Economic Analysis

Broward County consulted with Risk Management Solutions, Inc. (RMS) to undertake an economic impact assessment of potential economic losses caused by flood events. In 2018 RMS developed an exposure database of assets and operations potentially impacted by flooding and an assessment of hurricane storm surge hazard frequency and severity in the two study areas. The report can be downloaded for your review.

Ensuring Community Resilience, Together

Stakeholder engagement was a critical component of the planning process. Participation by the marine industry, real estate community, engineers and planners from both the private and public sector, and other stakeholders in extensive public meetings and surveys was integral to the adoption of a regional standard that could be utilized by and serve to benefit the entire community.

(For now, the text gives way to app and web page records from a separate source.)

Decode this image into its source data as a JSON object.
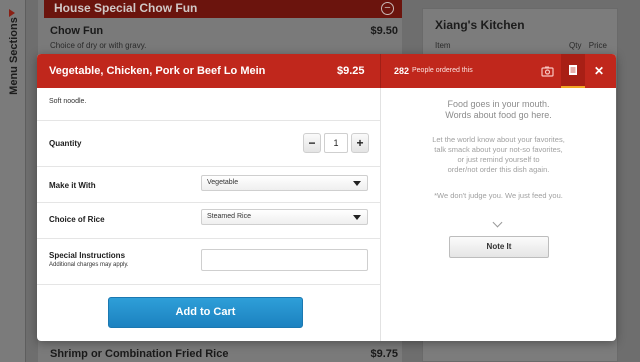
{
  "background": {
    "sidebar_label": "Menu Sections",
    "section_title": "House Special Chow Fun",
    "first_item": {
      "name": "Chow Fun",
      "price": "$9.50",
      "description": "Choice of dry or with gravy."
    },
    "order_panel": {
      "title": "Xiang's Kitchen",
      "col_item": "Item",
      "col_qty": "Qty",
      "col_price": "Price"
    },
    "bottom_item": {
      "name": "Shrimp or Combination Fried Rice",
      "price": "$9.75"
    }
  },
  "modal": {
    "header": {
      "item_name": "Vegetable, Chicken, Pork or Beef Lo Mein",
      "price": "$9.25",
      "order_count": "282",
      "order_count_label": "People ordered this",
      "close_label": "✕",
      "photo_tab_icon": "camera-icon",
      "note_tab_icon": "note-icon"
    },
    "description": "Soft noodle.",
    "quantity": {
      "label": "Quantity",
      "minus": "−",
      "value": "1",
      "plus": "+"
    },
    "make_it_with": {
      "label": "Make it With",
      "selected": "Vegetable"
    },
    "choice_of_rice": {
      "label": "Choice of Rice",
      "selected": "Steamed Rice"
    },
    "special_instructions": {
      "label": "Special Instructions",
      "sublabel": "Additional charges may apply.",
      "value": "",
      "placeholder": ""
    },
    "add_to_cart_label": "Add to Cart",
    "notes": {
      "heading_line1": "Food goes in your mouth.",
      "heading_line2": "Words about food go here.",
      "body_line1": "Let the world know about your favorites,",
      "body_line2": "talk smack about your not-so favorites,",
      "body_line3": "or just remind yourself to",
      "body_line4": "order/not order this dish again.",
      "tagline": "*We don't judge you. We just feed you.",
      "button_label": "Note It"
    }
  },
  "colors": {
    "header_red": "#c0271c",
    "accent_orange": "#f2a623",
    "cart_blue": "#1f88c6"
  }
}
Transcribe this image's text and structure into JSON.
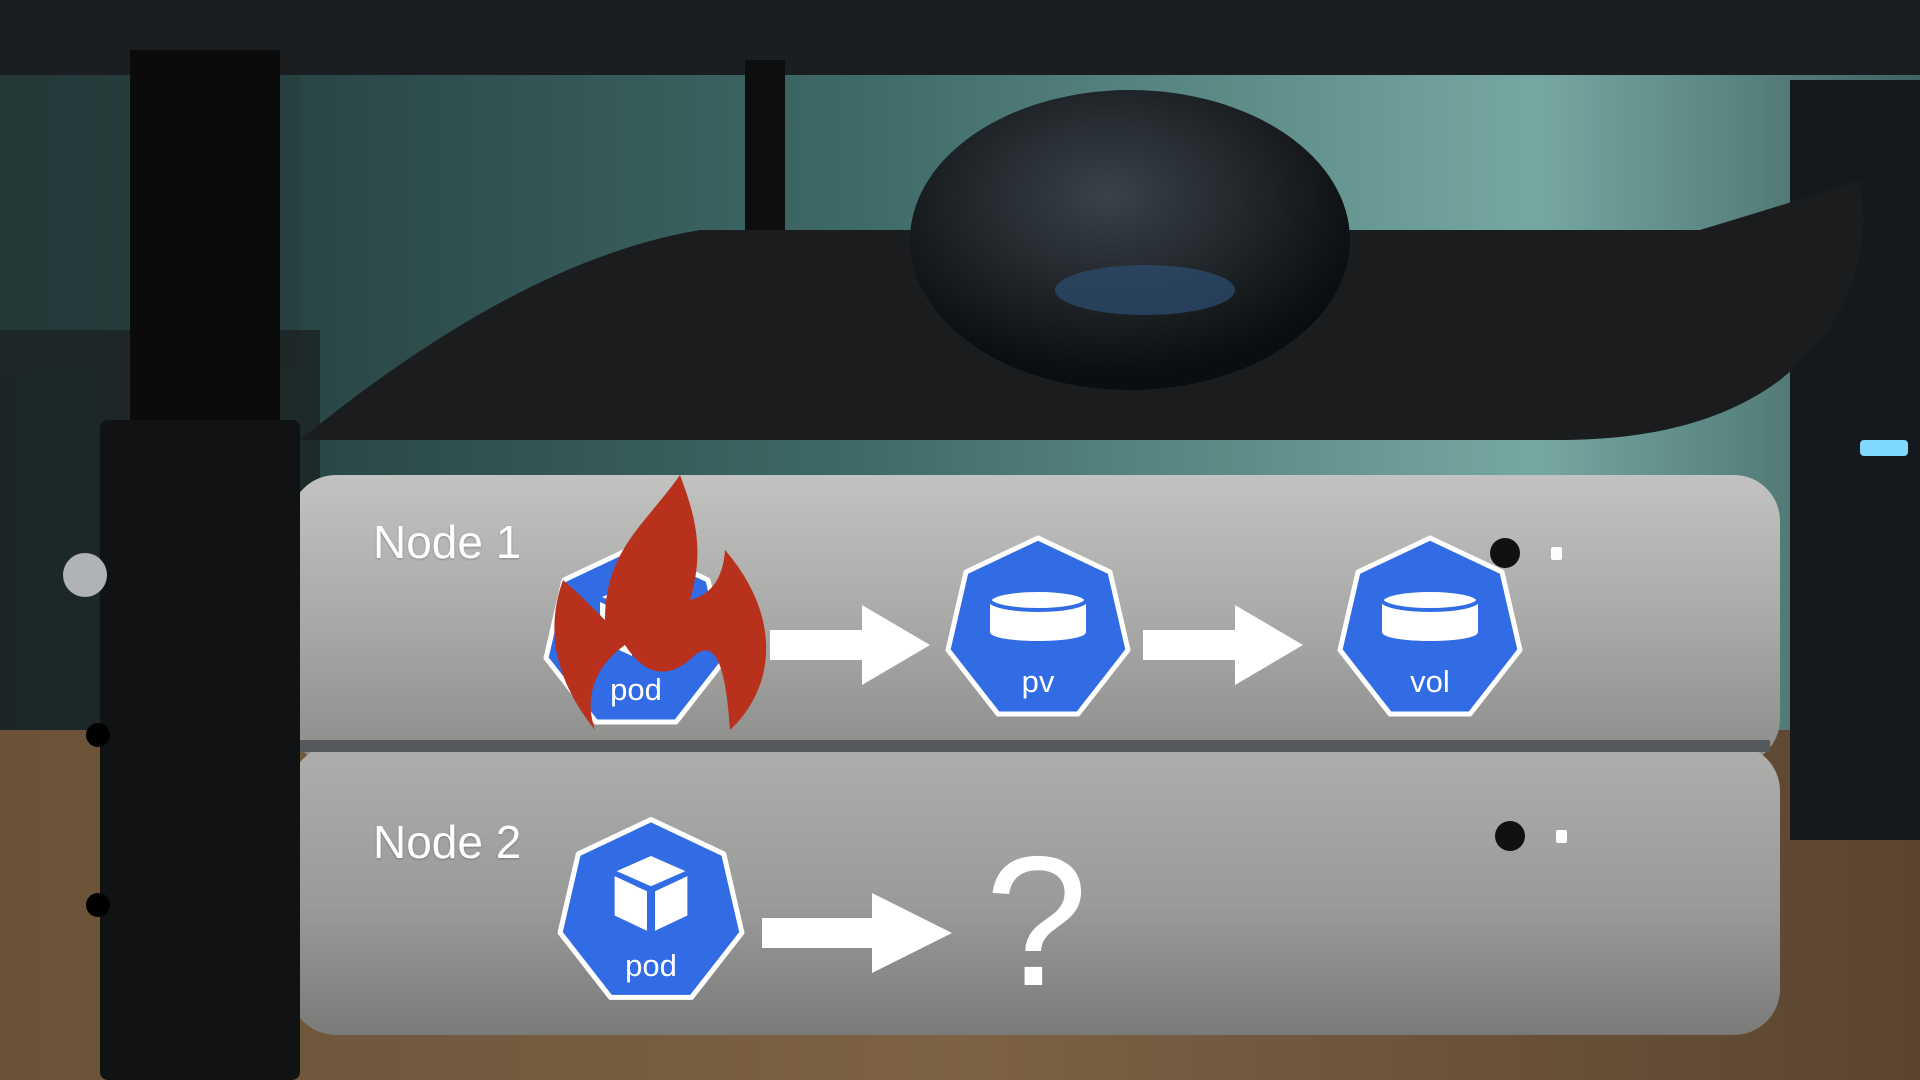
{
  "nodes": [
    {
      "label": "Node 1",
      "icons": [
        {
          "label": "pod",
          "icon": "pod-icon",
          "status": "failed"
        },
        {
          "label": "pv",
          "icon": "pv-icon"
        },
        {
          "label": "vol",
          "icon": "vol-icon"
        }
      ]
    },
    {
      "label": "Node 2",
      "icons": [
        {
          "label": "pod",
          "icon": "pod-icon"
        }
      ],
      "unknown_target": "?"
    }
  ],
  "colors": {
    "k8s_blue": "#326ce5",
    "fire": "#b8311d",
    "arrow": "#ffffff"
  }
}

Planning now for future water levels benefits property owners in multiple ways. First, it is prudent to budget for the necessary adaptation before impacts to property values or infrastructure occur. Also, coastal flood protection measures that do not consider sea-level rise will likely require premature reinvestment to replace failed infrastructure at a significant expense to the property owner and the community at large. Property owners who ensure their coastal flood protection project is designed to meet the resiliency standard will be better positioned to protect their property and investment. Floodproofing may also reduce the level of required investment in surface water management infrastructure (pumps) for areas that will be below sea level in the future.

Recent presentations and discussion regarding the proposed policy can be viewed online. Download the Deerfield Beach Public Presentation. To request a virtual presentation or outreach materials, contact